Segment Start: Data under study

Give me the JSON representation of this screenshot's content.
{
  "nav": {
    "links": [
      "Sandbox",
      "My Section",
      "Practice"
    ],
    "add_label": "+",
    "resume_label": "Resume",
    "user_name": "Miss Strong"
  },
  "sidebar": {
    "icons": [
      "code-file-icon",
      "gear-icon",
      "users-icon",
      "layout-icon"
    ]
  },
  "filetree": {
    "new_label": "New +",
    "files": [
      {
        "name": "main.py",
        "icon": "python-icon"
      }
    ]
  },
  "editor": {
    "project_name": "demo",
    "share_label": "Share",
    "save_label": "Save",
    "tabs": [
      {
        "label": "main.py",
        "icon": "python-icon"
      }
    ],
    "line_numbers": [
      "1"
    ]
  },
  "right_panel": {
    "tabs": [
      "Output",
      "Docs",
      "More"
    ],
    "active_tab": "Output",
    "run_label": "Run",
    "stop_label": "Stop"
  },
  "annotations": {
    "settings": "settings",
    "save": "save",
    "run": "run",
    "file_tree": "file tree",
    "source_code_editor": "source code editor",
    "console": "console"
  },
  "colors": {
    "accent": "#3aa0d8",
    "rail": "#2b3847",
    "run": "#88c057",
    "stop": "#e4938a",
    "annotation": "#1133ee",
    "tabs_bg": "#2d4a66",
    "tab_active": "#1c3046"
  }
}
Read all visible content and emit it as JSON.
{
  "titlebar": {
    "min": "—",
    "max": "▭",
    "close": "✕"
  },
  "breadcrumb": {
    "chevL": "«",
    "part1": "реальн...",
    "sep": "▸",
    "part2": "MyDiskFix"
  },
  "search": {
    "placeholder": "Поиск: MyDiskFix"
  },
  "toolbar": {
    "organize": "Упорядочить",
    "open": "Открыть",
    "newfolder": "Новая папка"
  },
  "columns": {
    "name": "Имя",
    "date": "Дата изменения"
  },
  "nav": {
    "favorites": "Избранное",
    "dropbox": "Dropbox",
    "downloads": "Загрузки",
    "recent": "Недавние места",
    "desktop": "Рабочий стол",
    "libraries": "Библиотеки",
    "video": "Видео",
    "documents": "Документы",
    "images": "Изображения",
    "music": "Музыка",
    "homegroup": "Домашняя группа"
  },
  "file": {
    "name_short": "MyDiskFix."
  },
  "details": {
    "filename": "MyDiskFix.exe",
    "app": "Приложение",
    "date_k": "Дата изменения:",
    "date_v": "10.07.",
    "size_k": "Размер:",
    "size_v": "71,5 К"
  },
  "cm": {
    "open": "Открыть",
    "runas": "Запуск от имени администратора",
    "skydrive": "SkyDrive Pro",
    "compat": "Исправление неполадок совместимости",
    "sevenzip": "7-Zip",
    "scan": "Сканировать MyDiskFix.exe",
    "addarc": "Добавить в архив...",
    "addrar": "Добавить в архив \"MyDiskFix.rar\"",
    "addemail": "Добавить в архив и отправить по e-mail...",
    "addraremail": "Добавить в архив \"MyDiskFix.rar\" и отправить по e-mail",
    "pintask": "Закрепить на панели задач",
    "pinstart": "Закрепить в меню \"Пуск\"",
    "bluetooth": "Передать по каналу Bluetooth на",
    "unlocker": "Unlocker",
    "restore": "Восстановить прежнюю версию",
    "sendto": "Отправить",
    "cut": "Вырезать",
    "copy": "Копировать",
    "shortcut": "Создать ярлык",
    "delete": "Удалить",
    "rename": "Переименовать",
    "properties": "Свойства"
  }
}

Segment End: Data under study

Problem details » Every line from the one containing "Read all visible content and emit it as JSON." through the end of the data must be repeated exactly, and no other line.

Final answer »
Read all visible content and emit it as JSON.
{
  "titlebar": {
    "min": "—",
    "max": "▭",
    "close": "✕"
  },
  "breadcrumb": {
    "chevL": "«",
    "part1": "реальн...",
    "sep": "▸",
    "part2": "MyDiskFix"
  },
  "search": {
    "placeholder": "Поиск: MyDiskFix"
  },
  "toolbar": {
    "organize": "Упорядочить",
    "open": "Открыть",
    "newfolder": "Новая папка"
  },
  "columns": {
    "name": "Имя",
    "date": "Дата изменения"
  },
  "nav": {
    "favorites": "Избранное",
    "dropbox": "Dropbox",
    "downloads": "Загрузки",
    "recent": "Недавние места",
    "desktop": "Рабочий стол",
    "libraries": "Библиотеки",
    "video": "Видео",
    "documents": "Документы",
    "images": "Изображения",
    "music": "Музыка",
    "homegroup": "Домашняя группа"
  },
  "file": {
    "name_short": "MyDiskFix."
  },
  "details": {
    "filename": "MyDiskFix.exe",
    "app": "Приложение",
    "date_k": "Дата изменения:",
    "date_v": "10.07.",
    "size_k": "Размер:",
    "size_v": "71,5 К"
  },
  "cm": {
    "open": "Открыть",
    "runas": "Запуск от имени администратора",
    "skydrive": "SkyDrive Pro",
    "compat": "Исправление неполадок совместимости",
    "sevenzip": "7-Zip",
    "scan": "Сканировать MyDiskFix.exe",
    "addarc": "Добавить в архив...",
    "addrar": "Добавить в архив \"MyDiskFix.rar\"",
    "addemail": "Добавить в архив и отправить по e-mail...",
    "addraremail": "Добавить в архив \"MyDiskFix.rar\" и отправить по e-mail",
    "pintask": "Закрепить на панели задач",
    "pinstart": "Закрепить в меню \"Пуск\"",
    "bluetooth": "Передать по каналу Bluetooth на",
    "unlocker": "Unlocker",
    "restore": "Восстановить прежнюю версию",
    "sendto": "Отправить",
    "cut": "Вырезать",
    "copy": "Копировать",
    "shortcut": "Создать ярлык",
    "delete": "Удалить",
    "rename": "Переименовать",
    "properties": "Свойства"
  }
}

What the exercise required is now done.